- Required action -
Without skipping anything, write out each record below exactly.

* * * * *

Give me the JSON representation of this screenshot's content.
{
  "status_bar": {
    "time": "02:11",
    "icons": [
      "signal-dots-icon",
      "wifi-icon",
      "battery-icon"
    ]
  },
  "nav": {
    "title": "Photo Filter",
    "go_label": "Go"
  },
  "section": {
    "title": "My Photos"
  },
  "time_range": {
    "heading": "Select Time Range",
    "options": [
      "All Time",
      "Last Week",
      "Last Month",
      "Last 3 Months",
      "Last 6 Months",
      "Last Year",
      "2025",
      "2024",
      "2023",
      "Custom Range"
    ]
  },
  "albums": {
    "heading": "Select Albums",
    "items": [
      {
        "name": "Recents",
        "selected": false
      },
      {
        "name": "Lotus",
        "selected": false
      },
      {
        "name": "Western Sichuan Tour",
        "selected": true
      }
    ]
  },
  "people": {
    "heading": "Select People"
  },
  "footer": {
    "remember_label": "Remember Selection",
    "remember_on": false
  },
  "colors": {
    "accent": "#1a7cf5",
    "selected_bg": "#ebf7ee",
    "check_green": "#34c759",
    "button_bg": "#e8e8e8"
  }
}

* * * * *

- Task result -
Give me the JSON representation of this screenshot's content.
{
  "status_bar": {
    "time": "02:11",
    "icons": [
      "signal-dots-icon",
      "wifi-icon",
      "battery-icon"
    ]
  },
  "nav": {
    "title": "Photo Filter",
    "go_label": "Go"
  },
  "section": {
    "title": "My Photos"
  },
  "time_range": {
    "heading": "Select Time Range",
    "options": [
      "All Time",
      "Last Week",
      "Last Month",
      "Last 3 Months",
      "Last 6 Months",
      "Last Year",
      "2025",
      "2024",
      "2023",
      "Custom Range"
    ]
  },
  "albums": {
    "heading": "Select Albums",
    "items": [
      {
        "name": "Recents",
        "selected": false
      },
      {
        "name": "Lotus",
        "selected": false
      },
      {
        "name": "Western Sichuan Tour",
        "selected": true
      }
    ]
  },
  "people": {
    "heading": "Select People"
  },
  "footer": {
    "remember_label": "Remember Selection",
    "remember_on": false
  },
  "colors": {
    "accent": "#1a7cf5",
    "selected_bg": "#ebf7ee",
    "check_green": "#34c759",
    "button_bg": "#e8e8e8"
  }
}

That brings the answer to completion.